• YOUR ASSIGNMENT: Although the records contain pictures, only their text should be reproduced, exactly as written.

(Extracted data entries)

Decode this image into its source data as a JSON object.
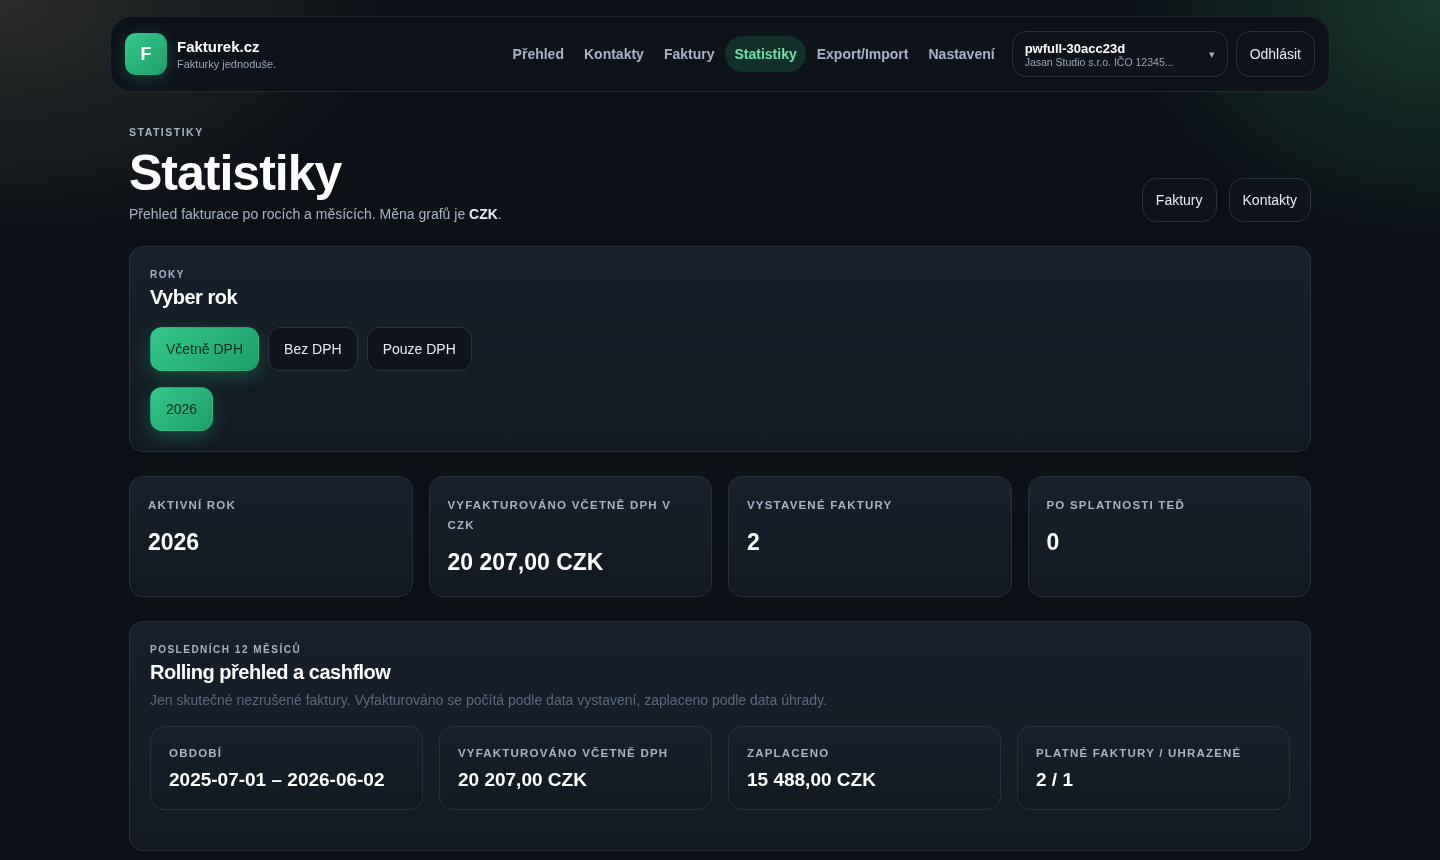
{
  "brand": {
    "logo": "F",
    "name": "Fakturek.cz",
    "tagline": "Fakturky jednoduše."
  },
  "nav": [
    {
      "label": "Přehled",
      "selected": false
    },
    {
      "label": "Kontakty",
      "selected": false
    },
    {
      "label": "Faktury",
      "selected": false
    },
    {
      "label": "Statistiky",
      "selected": true
    },
    {
      "label": "Export/Import",
      "selected": false
    },
    {
      "label": "Nastavení",
      "selected": false
    }
  ],
  "account": {
    "name": "pwfull-30acc23d",
    "company": "Jasan Studio s.r.o. IČO 12345...",
    "caret": "▾"
  },
  "logout": "Odhlásit",
  "page": {
    "eyebrow": "STATISTIKY",
    "title": "Statistiky",
    "subtitle": "Přehled fakturace po rocích a měsících. Měna grafů je **CZK**.",
    "actions": [
      "Faktury",
      "Kontakty"
    ]
  },
  "years_panel": {
    "eyebrow": "ROKY",
    "title": "Vyber rok",
    "vat_modes": [
      {
        "label": "Včetně DPH",
        "selected": true
      },
      {
        "label": "Bez DPH",
        "selected": false
      },
      {
        "label": "Pouze DPH",
        "selected": false
      }
    ],
    "years": [
      {
        "label": "2026",
        "selected": true
      }
    ]
  },
  "stats": [
    {
      "label": "AKTIVNÍ ROK",
      "value": "2026"
    },
    {
      "label": "VYFAKTUROVÁNO VČETNĚ DPH V CZK",
      "value": "20 207,00 CZK"
    },
    {
      "label": "VYSTAVENÉ FAKTURY",
      "value": "2"
    },
    {
      "label": "PO SPLATNOSTI TEĎ",
      "value": "0"
    }
  ],
  "rolling": {
    "eyebrow": "POSLEDNÍCH 12 MĚSÍCŮ",
    "title": "Rolling přehled a cashflow",
    "note": "Jen skutečné nezrušené faktury. Vyfakturováno se počítá podle data vystavení, zaplaceno podle data úhrady.",
    "stats": [
      {
        "label": "OBDOBÍ",
        "value": "2025-07-01 – 2026-06-02"
      },
      {
        "label": "VYFAKTUROVÁNO VČETNĚ DPH",
        "value": "20 207,00 CZK"
      },
      {
        "label": "ZAPLACENO",
        "value": "15 488,00 CZK"
      },
      {
        "label": "PLATNÉ FAKTURY / UHRAZENÉ",
        "value": "2 / 1"
      }
    ]
  }
}
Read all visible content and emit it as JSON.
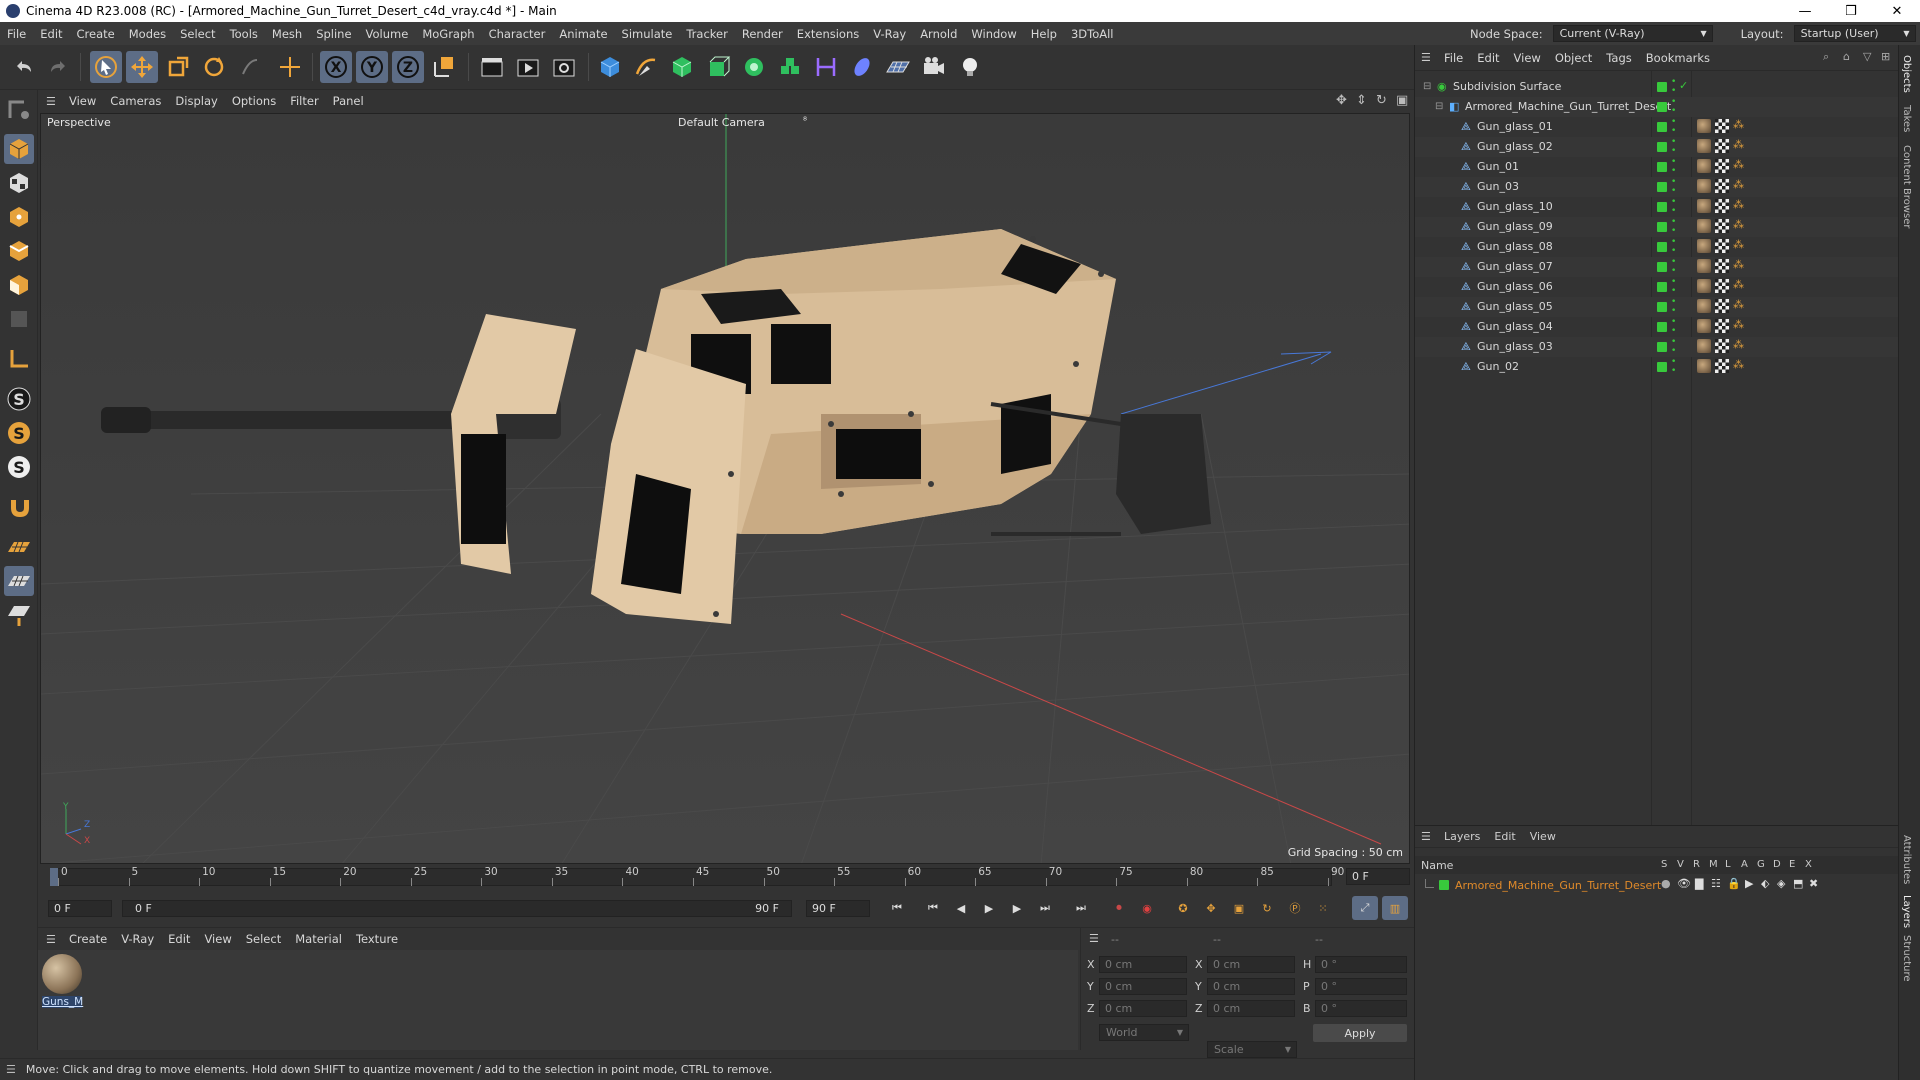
{
  "window": {
    "title": "Cinema 4D R23.008 (RC) - [Armored_Machine_Gun_Turret_Desert_c4d_vray.c4d *] - Main",
    "controls": [
      "—",
      "❒",
      "✕"
    ]
  },
  "menubar": {
    "items": [
      "File",
      "Edit",
      "Create",
      "Modes",
      "Select",
      "Tools",
      "Mesh",
      "Spline",
      "Volume",
      "MoGraph",
      "Character",
      "Animate",
      "Simulate",
      "Tracker",
      "Render",
      "Extensions",
      "V-Ray",
      "Arnold",
      "Window",
      "Help",
      "3DToAll"
    ],
    "node_space_label": "Node Space:",
    "node_space_value": "Current (V-Ray)",
    "layout_label": "Layout:",
    "layout_value": "Startup (User)"
  },
  "viewport": {
    "menu": [
      "View",
      "Cameras",
      "Display",
      "Options",
      "Filter",
      "Panel"
    ],
    "label": "Perspective",
    "camera": "Default Camera",
    "grid_spacing": "Grid Spacing : 50 cm",
    "axis_y": "Y",
    "axis_z": "Z",
    "axis_x": "X"
  },
  "timeline": {
    "ticks": [
      "0",
      "5",
      "10",
      "15",
      "20",
      "25",
      "30",
      "35",
      "40",
      "45",
      "50",
      "55",
      "60",
      "65",
      "70",
      "75",
      "80",
      "85",
      "90"
    ],
    "current_frame_field": "0 F",
    "start_field": "0 F",
    "range_start": "0 F",
    "range_end": "90 F",
    "end_field": "90 F"
  },
  "material_manager": {
    "menu": [
      "Create",
      "V-Ray",
      "Edit",
      "View",
      "Select",
      "Material",
      "Texture"
    ],
    "materials": [
      {
        "name": "Guns_M"
      }
    ]
  },
  "coordinates": {
    "header": [
      "--",
      "--",
      "--"
    ],
    "rows": [
      {
        "a": "X",
        "av": "0 cm",
        "b": "X",
        "bv": "0 cm",
        "c": "H",
        "cv": "0 °"
      },
      {
        "a": "Y",
        "av": "0 cm",
        "b": "Y",
        "bv": "0 cm",
        "c": "P",
        "cv": "0 °"
      },
      {
        "a": "Z",
        "av": "0 cm",
        "b": "Z",
        "bv": "0 cm",
        "c": "B",
        "cv": "0 °"
      }
    ],
    "space": "World",
    "mode": "Scale",
    "apply": "Apply"
  },
  "status": {
    "text": "Move: Click and drag to move elements. Hold down SHIFT to quantize movement / add to the selection in point mode, CTRL to remove."
  },
  "object_manager": {
    "menu": [
      "File",
      "Edit",
      "View",
      "Object",
      "Tags",
      "Bookmarks"
    ],
    "objects": [
      {
        "name": "Subdivision Surface",
        "level": 0
      },
      {
        "name": "Armored_Machine_Gun_Turret_Desert",
        "level": 1
      },
      {
        "name": "Gun_glass_01",
        "level": 2
      },
      {
        "name": "Gun_glass_02",
        "level": 2
      },
      {
        "name": "Gun_01",
        "level": 2
      },
      {
        "name": "Gun_03",
        "level": 2
      },
      {
        "name": "Gun_glass_10",
        "level": 2
      },
      {
        "name": "Gun_glass_09",
        "level": 2
      },
      {
        "name": "Gun_glass_08",
        "level": 2
      },
      {
        "name": "Gun_glass_07",
        "level": 2
      },
      {
        "name": "Gun_glass_06",
        "level": 2
      },
      {
        "name": "Gun_glass_05",
        "level": 2
      },
      {
        "name": "Gun_glass_04",
        "level": 2
      },
      {
        "name": "Gun_glass_03",
        "level": 2
      },
      {
        "name": "Gun_02",
        "level": 2
      }
    ]
  },
  "layers": {
    "menu": [
      "Layers",
      "Edit",
      "View"
    ],
    "col_name": "Name",
    "col_flags": [
      "S",
      "V",
      "R",
      "M",
      "L",
      "A",
      "G",
      "D",
      "E",
      "X"
    ],
    "items": [
      {
        "name": "Armored_Machine_Gun_Turret_Desert",
        "color": "#38c93c"
      }
    ]
  },
  "side_tabs": [
    "Objects",
    "Takes",
    "Content Browser",
    "Attributes",
    "Layers",
    "Structure"
  ],
  "colors": {
    "accent": "#5d6d86",
    "green": "#38c93c",
    "layer_text": "#e08a2a",
    "turret": "#d8bd98"
  }
}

• PROBLEM SOLUTION:
Decode this image into its source data as a JSON object.
{
  "brand": {
    "logo": "F",
    "name": "Fakturek.cz",
    "tagline": "Fakturky jednoduše."
  },
  "nav": [
    {
      "label": "Přehled",
      "selected": false
    },
    {
      "label": "Kontakty",
      "selected": false
    },
    {
      "label": "Faktury",
      "selected": false
    },
    {
      "label": "Statistiky",
      "selected": true
    },
    {
      "label": "Export/Import",
      "selected": false
    },
    {
      "label": "Nastavení",
      "selected": false
    }
  ],
  "account": {
    "name": "pwfull-30acc23d",
    "company": "Jasan Studio s.r.o. IČO 12345...",
    "caret": "▾"
  },
  "logout": "Odhlásit",
  "page": {
    "eyebrow": "STATISTIKY",
    "title": "Statistiky",
    "subtitle": "Přehled fakturace po rocích a měsících. Měna grafů je **CZK**.",
    "actions": [
      "Faktury",
      "Kontakty"
    ]
  },
  "years_panel": {
    "eyebrow": "ROKY",
    "title": "Vyber rok",
    "vat_modes": [
      {
        "label": "Včetně DPH",
        "selected": true
      },
      {
        "label": "Bez DPH",
        "selected": false
      },
      {
        "label": "Pouze DPH",
        "selected": false
      }
    ],
    "years": [
      {
        "label": "2026",
        "selected": true
      }
    ]
  },
  "stats": [
    {
      "label": "AKTIVNÍ ROK",
      "value": "2026"
    },
    {
      "label": "VYFAKTUROVÁNO VČETNĚ DPH V CZK",
      "value": "20 207,00 CZK"
    },
    {
      "label": "VYSTAVENÉ FAKTURY",
      "value": "2"
    },
    {
      "label": "PO SPLATNOSTI TEĎ",
      "value": "0"
    }
  ],
  "rolling": {
    "eyebrow": "POSLEDNÍCH 12 MĚSÍCŮ",
    "title": "Rolling přehled a cashflow",
    "note": "Jen skutečné nezrušené faktury. Vyfakturováno se počítá podle data vystavení, zaplaceno podle data úhrady.",
    "stats": [
      {
        "label": "OBDOBÍ",
        "value": "2025-07-01 – 2026-06-02"
      },
      {
        "label": "VYFAKTUROVÁNO VČETNĚ DPH",
        "value": "20 207,00 CZK"
      },
      {
        "label": "ZAPLACENO",
        "value": "15 488,00 CZK"
      },
      {
        "label": "PLATNÉ FAKTURY / UHRAZENÉ",
        "value": "2 / 1"
      }
    ]
  }
}
Read all visible content and emit it as JSON.
{
  "window": {
    "title": "Cinema 4D R23.008 (RC) - [Armored_Machine_Gun_Turret_Desert_c4d_vray.c4d *] - Main",
    "controls": [
      "—",
      "❒",
      "✕"
    ]
  },
  "menubar": {
    "items": [
      "File",
      "Edit",
      "Create",
      "Modes",
      "Select",
      "Tools",
      "Mesh",
      "Spline",
      "Volume",
      "MoGraph",
      "Character",
      "Animate",
      "Simulate",
      "Tracker",
      "Render",
      "Extensions",
      "V-Ray",
      "Arnold",
      "Window",
      "Help",
      "3DToAll"
    ],
    "node_space_label": "Node Space:",
    "node_space_value": "Current (V-Ray)",
    "layout_label": "Layout:",
    "layout_value": "Startup (User)"
  },
  "viewport": {
    "menu": [
      "View",
      "Cameras",
      "Display",
      "Options",
      "Filter",
      "Panel"
    ],
    "label": "Perspective",
    "camera": "Default Camera",
    "grid_spacing": "Grid Spacing : 50 cm",
    "axis_y": "Y",
    "axis_z": "Z",
    "axis_x": "X"
  },
  "timeline": {
    "ticks": [
      "0",
      "5",
      "10",
      "15",
      "20",
      "25",
      "30",
      "35",
      "40",
      "45",
      "50",
      "55",
      "60",
      "65",
      "70",
      "75",
      "80",
      "85",
      "90"
    ],
    "current_frame_field": "0 F",
    "start_field": "0 F",
    "range_start": "0 F",
    "range_end": "90 F",
    "end_field": "90 F"
  },
  "material_manager": {
    "menu": [
      "Create",
      "V-Ray",
      "Edit",
      "View",
      "Select",
      "Material",
      "Texture"
    ],
    "materials": [
      {
        "name": "Guns_M"
      }
    ]
  },
  "coordinates": {
    "header": [
      "--",
      "--",
      "--"
    ],
    "rows": [
      {
        "a": "X",
        "av": "0 cm",
        "b": "X",
        "bv": "0 cm",
        "c": "H",
        "cv": "0 °"
      },
      {
        "a": "Y",
        "av": "0 cm",
        "b": "Y",
        "bv": "0 cm",
        "c": "P",
        "cv": "0 °"
      },
      {
        "a": "Z",
        "av": "0 cm",
        "b": "Z",
        "bv": "0 cm",
        "c": "B",
        "cv": "0 °"
      }
    ],
    "space": "World",
    "mode": "Scale",
    "apply": "Apply"
  },
  "status": {
    "text": "Move: Click and drag to move elements. Hold down SHIFT to quantize movement / add to the selection in point mode, CTRL to remove."
  },
  "object_manager": {
    "menu": [
      "File",
      "Edit",
      "View",
      "Object",
      "Tags",
      "Bookmarks"
    ],
    "objects": [
      {
        "name": "Subdivision Surface",
        "level": 0
      },
      {
        "name": "Armored_Machine_Gun_Turret_Desert",
        "level": 1
      },
      {
        "name": "Gun_glass_01",
        "level": 2
      },
      {
        "name": "Gun_glass_02",
        "level": 2
      },
      {
        "name": "Gun_01",
        "level": 2
      },
      {
        "name": "Gun_03",
        "level": 2
      },
      {
        "name": "Gun_glass_10",
        "level": 2
      },
      {
        "name": "Gun_glass_09",
        "level": 2
      },
      {
        "name": "Gun_glass_08",
        "level": 2
      },
      {
        "name": "Gun_glass_07",
        "level": 2
      },
      {
        "name": "Gun_glass_06",
        "level": 2
      },
      {
        "name": "Gun_glass_05",
        "level": 2
      },
      {
        "name": "Gun_glass_04",
        "level": 2
      },
      {
        "name": "Gun_glass_03",
        "level": 2
      },
      {
        "name": "Gun_02",
        "level": 2
      }
    ]
  },
  "layers": {
    "menu": [
      "Layers",
      "Edit",
      "View"
    ],
    "col_name": "Name",
    "col_flags": [
      "S",
      "V",
      "R",
      "M",
      "L",
      "A",
      "G",
      "D",
      "E",
      "X"
    ],
    "items": [
      {
        "name": "Armored_Machine_Gun_Turret_Desert",
        "color": "#38c93c"
      }
    ]
  },
  "side_tabs": [
    "Objects",
    "Takes",
    "Content Browser",
    "Attributes",
    "Layers",
    "Structure"
  ],
  "colors": {
    "accent": "#5d6d86",
    "green": "#38c93c",
    "layer_text": "#e08a2a",
    "turret": "#d8bd98"
  }
}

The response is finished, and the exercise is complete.